**TASK DIRECTIONS**:
Pick out each line below containing "パステル総研".

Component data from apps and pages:
+++
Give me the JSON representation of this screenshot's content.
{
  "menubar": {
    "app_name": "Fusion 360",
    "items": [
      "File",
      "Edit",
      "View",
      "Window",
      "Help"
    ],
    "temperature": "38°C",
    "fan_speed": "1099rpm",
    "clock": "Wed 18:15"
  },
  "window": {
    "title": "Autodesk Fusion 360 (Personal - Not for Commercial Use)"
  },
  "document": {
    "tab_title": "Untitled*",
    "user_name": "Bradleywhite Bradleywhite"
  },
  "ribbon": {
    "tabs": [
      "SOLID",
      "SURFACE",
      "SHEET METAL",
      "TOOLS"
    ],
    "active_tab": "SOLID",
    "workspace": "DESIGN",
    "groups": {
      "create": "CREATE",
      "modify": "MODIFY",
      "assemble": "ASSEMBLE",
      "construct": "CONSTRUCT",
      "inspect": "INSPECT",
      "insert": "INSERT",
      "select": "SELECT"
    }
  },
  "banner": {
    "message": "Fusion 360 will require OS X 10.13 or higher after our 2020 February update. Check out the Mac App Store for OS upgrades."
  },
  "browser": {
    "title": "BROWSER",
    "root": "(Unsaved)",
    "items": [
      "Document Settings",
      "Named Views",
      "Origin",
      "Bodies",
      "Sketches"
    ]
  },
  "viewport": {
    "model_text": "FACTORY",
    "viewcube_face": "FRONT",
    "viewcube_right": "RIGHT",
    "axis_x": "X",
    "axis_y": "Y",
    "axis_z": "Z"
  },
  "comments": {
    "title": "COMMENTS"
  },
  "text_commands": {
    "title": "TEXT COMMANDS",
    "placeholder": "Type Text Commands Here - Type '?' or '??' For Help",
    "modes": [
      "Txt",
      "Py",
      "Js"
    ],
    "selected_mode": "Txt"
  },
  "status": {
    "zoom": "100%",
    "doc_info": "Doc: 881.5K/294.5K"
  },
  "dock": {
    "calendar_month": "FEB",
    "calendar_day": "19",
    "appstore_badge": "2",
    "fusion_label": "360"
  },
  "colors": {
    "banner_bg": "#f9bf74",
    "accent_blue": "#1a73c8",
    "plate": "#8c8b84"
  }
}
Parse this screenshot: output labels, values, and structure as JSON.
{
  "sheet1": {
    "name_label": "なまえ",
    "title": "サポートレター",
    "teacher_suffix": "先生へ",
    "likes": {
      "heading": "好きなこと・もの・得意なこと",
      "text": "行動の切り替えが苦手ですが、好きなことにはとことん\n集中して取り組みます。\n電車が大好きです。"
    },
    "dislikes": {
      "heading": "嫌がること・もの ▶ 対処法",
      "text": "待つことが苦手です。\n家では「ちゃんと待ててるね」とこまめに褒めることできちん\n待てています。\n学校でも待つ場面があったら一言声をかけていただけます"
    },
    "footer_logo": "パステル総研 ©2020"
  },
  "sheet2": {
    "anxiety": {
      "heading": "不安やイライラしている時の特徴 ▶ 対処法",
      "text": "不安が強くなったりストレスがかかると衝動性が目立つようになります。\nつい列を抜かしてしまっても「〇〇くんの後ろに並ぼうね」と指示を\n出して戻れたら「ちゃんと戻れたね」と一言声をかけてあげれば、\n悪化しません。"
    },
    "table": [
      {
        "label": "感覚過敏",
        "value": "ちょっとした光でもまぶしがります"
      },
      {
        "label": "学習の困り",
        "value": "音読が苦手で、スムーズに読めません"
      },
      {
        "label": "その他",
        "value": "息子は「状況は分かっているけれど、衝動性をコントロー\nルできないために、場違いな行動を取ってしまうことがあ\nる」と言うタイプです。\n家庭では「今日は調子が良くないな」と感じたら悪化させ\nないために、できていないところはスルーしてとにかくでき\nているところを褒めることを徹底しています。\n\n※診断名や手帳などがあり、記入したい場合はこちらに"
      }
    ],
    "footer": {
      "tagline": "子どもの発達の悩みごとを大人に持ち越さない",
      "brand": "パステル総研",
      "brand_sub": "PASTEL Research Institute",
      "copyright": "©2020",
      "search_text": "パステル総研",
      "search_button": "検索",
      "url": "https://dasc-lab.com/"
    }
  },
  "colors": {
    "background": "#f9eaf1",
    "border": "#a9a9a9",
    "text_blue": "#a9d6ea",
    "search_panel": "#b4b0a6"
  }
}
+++
**SOLUTION FOR THIS PROBLEM**:
    "footer_logo": "パステル総研 ©2020"
      "brand": "パステル総研",
      "search_text": "パステル総研",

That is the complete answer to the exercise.